- _What to work on_
Whenever a line in this data holds the word "JSON", report that line in full.

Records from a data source
——

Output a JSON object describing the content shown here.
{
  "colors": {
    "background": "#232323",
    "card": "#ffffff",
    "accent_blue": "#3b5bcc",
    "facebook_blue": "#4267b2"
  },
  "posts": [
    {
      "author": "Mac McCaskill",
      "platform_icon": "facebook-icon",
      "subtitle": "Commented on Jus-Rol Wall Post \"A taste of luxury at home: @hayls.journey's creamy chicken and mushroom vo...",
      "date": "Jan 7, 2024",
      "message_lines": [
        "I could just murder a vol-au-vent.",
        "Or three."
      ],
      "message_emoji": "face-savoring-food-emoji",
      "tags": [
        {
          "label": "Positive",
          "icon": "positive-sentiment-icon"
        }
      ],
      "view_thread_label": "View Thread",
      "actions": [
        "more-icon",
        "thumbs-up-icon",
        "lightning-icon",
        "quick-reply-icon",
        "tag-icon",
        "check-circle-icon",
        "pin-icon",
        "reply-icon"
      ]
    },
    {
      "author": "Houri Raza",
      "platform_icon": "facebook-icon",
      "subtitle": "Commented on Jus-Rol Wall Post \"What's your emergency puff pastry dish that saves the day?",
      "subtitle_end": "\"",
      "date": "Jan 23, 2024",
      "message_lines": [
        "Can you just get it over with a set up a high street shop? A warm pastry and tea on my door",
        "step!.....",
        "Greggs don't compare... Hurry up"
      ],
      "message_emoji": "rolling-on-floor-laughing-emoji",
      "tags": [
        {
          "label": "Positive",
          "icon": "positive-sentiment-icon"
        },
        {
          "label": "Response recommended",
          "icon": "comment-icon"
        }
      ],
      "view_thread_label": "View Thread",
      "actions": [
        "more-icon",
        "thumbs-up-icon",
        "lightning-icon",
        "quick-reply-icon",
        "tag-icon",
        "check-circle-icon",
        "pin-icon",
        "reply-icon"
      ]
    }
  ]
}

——

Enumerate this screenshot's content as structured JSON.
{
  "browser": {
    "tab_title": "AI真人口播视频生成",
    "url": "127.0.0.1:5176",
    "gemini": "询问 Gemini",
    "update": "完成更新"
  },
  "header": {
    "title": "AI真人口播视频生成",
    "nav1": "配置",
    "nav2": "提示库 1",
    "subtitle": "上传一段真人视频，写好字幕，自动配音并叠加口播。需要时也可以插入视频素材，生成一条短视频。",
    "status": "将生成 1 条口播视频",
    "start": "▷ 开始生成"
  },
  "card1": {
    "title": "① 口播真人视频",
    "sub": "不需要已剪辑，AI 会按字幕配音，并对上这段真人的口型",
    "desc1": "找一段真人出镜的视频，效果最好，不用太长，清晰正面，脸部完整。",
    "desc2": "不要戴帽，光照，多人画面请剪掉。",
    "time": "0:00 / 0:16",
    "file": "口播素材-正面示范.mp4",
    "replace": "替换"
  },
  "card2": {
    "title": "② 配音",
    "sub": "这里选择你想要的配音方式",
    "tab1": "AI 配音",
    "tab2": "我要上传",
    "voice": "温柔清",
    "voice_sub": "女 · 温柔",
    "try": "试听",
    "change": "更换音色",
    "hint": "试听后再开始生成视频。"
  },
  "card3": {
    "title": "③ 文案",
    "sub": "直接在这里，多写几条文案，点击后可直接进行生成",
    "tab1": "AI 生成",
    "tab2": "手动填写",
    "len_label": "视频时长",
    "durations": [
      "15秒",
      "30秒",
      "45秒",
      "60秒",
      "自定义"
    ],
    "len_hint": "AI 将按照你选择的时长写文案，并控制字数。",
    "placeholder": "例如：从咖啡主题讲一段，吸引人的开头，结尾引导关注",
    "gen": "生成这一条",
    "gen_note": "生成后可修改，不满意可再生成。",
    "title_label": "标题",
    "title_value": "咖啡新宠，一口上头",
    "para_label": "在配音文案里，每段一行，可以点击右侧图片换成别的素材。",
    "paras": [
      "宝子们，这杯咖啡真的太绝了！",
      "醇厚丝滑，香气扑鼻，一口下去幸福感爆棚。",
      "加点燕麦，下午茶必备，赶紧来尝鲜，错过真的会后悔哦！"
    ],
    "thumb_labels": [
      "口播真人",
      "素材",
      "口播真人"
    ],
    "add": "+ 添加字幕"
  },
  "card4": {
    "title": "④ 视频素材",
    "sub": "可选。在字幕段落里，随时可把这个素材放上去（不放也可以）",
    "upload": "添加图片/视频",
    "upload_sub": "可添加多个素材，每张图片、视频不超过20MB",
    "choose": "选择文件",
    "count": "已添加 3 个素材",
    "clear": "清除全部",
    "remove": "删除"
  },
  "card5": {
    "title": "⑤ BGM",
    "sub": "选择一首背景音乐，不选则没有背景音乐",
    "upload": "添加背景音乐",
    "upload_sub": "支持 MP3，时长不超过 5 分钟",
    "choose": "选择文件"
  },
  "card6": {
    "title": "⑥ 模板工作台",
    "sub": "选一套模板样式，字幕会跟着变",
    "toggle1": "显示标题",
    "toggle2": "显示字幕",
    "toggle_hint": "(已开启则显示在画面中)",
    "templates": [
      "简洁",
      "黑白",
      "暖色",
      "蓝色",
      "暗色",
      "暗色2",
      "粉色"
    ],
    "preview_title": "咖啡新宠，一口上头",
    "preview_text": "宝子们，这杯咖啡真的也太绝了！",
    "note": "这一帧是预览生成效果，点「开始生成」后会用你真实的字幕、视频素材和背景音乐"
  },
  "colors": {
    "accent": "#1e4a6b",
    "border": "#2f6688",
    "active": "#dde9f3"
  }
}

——

- _Written answer_
Output a JSON object describing the content shown here.
Enumerate this screenshot's content as structured JSON.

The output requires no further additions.